05.29.14 3 years ago 27 Comments

Getty Image

Trust me, this isn’t some sob story from yours truly, as I know it affects countless others in my age bracket. Some are probably reading these exact words right now. In my room are two degrees, both a Bachelor’s and Master’s. And truth be told, I glance at them every couple of days and wonder if they were the biggest wastes of money I’ve ever spent in life.

The reality of the situation is, per the Bureau of Labor Statistics, “more than 50 percent of recent college graduates are unemployed or underemployed.” Many places desire unpaid labor and applying for gigs online is – for a more appropriate term because my grandma may come across this – a waste of time if there ever was one.

So, with that said, it is great to hear Nas is investing not only money, but more importantly time into helping rectify the epidemic in his own way. The man who birthed Illmatic and his investment company, Queensbridge Venture Partners, will stand alongside newly minted educational company Koru helping college graduates navigate the murky and stressful transition from college to the career world.

“I know how hard it can be to carve out your path and purpose in life,” says Nas in a statement announcing the partnership. “The young people going through Koru are gritty, book smart and street smart. The program gives them an opportunity to put those smarts to work. I can’t wait to work directly with them and share what I’ve learned through my own life experiences.”

The Nas affiliation is the latest step in the expansion of Koru’s employer-embedded, month-long training programs. Launched last October by co-founder/COO Kristen Hamilton and co-founder/chief learning officer Josh Jarrett, Seattle-based Koru is working in tandem with such high-growth companies as zulily, Payscale and REI. Among Koru’s 13 founding college partners in the enterprise are Bates, Pomona, Brown, USC and Georgetown.

The Nas Scholarship Fund confirms financial aid assistance to selected students, and even more of a selling point, will have Esco as a their “real-world coach.” All jokes aside from hoping Nas’ career advice is better than his ear for beats, all respect in the world and then some for buddy taking a stand on an issue affecting millions of young people nationwide.

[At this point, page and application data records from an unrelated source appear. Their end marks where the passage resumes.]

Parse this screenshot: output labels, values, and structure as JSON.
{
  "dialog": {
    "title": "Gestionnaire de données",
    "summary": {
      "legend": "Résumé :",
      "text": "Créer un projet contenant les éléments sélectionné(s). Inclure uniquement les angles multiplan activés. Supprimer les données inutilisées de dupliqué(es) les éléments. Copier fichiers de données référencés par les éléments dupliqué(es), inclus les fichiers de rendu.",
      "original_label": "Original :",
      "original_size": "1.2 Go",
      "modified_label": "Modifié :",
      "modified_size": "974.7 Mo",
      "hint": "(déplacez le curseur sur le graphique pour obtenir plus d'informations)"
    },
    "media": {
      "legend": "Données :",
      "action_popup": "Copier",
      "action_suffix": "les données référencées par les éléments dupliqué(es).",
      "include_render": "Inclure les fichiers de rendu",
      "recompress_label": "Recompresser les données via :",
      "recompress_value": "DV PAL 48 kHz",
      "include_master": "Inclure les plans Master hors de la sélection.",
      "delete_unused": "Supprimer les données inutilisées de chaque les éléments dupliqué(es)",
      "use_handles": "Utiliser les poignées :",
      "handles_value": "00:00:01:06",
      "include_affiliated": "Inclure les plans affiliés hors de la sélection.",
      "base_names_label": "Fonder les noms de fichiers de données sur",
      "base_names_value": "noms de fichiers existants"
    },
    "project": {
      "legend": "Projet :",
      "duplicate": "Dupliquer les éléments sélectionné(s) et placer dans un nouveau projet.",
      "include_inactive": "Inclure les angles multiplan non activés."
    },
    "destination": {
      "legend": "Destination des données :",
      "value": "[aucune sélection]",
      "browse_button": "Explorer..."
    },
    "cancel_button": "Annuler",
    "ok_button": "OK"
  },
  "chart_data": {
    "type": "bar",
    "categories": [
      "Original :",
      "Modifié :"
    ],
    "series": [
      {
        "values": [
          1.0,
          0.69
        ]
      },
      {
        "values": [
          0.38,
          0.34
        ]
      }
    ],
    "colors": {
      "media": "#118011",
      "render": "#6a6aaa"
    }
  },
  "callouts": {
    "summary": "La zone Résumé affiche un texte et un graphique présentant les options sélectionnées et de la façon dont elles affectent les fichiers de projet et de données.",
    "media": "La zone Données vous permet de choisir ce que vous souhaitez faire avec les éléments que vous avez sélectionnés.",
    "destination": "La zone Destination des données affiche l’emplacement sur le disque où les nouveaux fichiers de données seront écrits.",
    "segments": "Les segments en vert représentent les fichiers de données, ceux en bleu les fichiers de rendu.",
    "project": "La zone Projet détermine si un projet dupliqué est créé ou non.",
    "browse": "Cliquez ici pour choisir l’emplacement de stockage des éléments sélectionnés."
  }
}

Perhaps the main concern I have, however, is wondering if a “month-long” training program is enough to help with the transition. Having said that, the first installment begins next month in Seattle as well as the July session with San Francisco expected to launch by September.

Around The Web